AIM OF THE EXERCISE: State how many lines below hold the word "this". Give that number and no other text.

THE RECORDS:
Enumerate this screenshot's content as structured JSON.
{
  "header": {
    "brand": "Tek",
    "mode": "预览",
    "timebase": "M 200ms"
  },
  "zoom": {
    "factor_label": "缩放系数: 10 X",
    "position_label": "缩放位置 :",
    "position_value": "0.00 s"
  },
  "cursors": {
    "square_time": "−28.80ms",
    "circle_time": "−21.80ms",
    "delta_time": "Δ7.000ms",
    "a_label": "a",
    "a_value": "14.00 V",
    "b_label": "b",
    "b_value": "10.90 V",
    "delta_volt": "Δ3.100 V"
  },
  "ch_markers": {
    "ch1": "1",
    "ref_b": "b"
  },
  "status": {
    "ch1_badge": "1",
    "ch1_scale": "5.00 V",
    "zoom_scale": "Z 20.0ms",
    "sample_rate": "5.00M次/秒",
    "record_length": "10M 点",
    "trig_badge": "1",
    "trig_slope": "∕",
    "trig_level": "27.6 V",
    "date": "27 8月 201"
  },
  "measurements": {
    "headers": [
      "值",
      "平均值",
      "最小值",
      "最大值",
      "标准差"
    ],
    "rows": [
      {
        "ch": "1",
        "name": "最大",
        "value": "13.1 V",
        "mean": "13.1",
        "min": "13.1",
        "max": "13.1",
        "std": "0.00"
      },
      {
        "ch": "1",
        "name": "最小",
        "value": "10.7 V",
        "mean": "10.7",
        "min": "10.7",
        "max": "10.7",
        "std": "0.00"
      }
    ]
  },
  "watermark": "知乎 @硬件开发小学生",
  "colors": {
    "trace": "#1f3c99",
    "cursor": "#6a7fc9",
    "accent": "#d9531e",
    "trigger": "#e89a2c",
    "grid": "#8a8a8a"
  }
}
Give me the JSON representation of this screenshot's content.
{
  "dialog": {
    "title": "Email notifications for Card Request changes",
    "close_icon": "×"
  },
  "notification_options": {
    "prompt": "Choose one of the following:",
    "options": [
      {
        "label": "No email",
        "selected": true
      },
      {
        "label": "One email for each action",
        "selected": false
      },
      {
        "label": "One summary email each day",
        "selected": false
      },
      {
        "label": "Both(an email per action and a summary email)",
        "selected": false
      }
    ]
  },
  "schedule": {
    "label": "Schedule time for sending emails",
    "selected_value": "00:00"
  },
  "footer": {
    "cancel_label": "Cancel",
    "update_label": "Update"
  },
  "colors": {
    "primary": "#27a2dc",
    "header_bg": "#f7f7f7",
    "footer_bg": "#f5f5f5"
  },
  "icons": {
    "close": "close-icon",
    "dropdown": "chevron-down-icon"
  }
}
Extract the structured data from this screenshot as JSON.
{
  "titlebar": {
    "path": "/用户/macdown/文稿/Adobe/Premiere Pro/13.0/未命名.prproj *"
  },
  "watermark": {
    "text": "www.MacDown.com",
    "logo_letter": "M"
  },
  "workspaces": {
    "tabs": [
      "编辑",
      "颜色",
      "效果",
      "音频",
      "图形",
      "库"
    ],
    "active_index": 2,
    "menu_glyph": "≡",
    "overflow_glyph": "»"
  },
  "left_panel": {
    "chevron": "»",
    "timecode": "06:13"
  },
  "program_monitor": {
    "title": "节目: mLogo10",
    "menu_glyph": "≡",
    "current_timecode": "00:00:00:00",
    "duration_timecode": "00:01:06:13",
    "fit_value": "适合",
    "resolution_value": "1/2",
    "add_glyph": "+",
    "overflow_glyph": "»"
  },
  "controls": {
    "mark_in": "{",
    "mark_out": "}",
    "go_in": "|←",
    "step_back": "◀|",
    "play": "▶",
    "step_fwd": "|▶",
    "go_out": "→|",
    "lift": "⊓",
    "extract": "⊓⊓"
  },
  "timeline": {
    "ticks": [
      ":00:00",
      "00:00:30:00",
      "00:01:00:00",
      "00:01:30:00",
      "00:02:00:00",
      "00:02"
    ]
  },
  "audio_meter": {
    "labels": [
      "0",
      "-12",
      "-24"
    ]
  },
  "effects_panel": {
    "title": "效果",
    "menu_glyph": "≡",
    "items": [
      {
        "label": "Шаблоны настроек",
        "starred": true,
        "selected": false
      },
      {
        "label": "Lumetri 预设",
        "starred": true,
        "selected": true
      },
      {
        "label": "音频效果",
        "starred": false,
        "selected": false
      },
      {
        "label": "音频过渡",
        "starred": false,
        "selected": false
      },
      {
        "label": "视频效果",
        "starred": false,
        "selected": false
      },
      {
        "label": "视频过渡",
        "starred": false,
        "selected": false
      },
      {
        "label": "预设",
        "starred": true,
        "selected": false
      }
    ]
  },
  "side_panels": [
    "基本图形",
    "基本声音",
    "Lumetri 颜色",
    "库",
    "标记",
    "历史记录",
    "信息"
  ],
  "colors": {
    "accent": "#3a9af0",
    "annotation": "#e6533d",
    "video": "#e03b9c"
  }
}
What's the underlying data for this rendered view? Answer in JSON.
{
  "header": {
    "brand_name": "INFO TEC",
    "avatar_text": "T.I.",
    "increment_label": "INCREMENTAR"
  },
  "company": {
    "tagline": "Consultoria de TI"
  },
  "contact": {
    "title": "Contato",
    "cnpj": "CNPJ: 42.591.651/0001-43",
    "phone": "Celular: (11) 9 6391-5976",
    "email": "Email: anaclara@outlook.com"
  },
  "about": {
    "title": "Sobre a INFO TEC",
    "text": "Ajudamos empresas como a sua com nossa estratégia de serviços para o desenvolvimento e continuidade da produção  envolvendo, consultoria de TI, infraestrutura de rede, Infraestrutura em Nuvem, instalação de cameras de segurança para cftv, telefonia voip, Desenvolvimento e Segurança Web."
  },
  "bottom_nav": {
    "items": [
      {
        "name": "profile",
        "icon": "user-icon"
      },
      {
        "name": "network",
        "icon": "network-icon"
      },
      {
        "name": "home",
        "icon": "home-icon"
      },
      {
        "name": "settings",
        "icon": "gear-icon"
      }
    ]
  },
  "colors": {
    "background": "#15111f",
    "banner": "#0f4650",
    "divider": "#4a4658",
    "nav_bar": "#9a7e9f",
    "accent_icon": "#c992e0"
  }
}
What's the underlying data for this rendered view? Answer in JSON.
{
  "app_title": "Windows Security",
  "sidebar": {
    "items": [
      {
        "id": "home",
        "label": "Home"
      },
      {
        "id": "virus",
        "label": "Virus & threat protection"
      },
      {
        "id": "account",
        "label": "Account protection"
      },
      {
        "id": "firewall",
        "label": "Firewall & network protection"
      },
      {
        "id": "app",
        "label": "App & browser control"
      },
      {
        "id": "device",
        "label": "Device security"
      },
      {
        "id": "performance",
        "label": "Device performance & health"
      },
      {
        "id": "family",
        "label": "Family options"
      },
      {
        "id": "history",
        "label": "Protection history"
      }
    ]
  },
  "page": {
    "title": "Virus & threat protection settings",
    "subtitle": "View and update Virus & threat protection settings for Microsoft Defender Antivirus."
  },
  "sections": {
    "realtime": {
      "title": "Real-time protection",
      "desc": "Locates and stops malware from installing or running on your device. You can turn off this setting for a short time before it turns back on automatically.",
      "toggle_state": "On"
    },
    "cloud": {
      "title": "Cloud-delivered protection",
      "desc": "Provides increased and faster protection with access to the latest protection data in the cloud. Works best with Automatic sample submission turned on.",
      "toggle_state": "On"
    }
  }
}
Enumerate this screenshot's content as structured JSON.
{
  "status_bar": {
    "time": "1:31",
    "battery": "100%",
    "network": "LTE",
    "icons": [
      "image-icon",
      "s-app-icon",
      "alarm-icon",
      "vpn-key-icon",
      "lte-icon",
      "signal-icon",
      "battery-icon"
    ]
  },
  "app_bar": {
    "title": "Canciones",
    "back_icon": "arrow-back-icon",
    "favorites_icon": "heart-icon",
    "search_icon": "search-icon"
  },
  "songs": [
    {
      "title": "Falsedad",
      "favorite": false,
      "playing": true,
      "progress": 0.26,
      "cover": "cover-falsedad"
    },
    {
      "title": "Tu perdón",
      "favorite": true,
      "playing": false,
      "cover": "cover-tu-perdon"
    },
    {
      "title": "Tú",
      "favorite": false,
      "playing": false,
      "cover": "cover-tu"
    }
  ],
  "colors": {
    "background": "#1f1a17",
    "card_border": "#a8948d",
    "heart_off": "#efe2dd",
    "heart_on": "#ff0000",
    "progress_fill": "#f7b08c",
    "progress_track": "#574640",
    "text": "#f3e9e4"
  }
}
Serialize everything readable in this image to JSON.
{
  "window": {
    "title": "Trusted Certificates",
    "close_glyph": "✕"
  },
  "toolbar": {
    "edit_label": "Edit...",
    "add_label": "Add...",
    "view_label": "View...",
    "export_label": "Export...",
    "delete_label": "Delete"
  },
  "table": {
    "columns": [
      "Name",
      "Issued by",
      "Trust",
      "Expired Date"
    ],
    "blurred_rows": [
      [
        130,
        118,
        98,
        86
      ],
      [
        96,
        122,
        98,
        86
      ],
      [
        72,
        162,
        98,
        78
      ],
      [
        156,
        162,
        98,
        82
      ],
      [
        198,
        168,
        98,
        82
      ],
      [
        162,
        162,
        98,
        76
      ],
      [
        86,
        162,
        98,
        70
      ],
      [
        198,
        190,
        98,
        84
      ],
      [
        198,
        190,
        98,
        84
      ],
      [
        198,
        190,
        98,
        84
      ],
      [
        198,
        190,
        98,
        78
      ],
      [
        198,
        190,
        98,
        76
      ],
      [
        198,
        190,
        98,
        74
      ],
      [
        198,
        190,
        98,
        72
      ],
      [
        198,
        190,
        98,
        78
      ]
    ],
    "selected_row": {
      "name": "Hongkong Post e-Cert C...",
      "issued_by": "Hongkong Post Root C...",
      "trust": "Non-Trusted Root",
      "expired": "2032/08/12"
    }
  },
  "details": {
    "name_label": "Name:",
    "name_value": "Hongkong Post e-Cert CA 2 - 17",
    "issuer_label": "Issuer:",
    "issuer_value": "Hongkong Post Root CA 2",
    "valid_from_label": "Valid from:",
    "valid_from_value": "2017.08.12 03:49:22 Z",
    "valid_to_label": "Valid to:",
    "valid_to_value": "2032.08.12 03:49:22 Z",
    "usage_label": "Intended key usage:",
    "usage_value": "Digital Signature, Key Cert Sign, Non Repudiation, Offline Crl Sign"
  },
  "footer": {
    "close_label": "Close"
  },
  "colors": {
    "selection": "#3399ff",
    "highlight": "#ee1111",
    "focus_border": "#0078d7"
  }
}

TASK RESPONSE: 8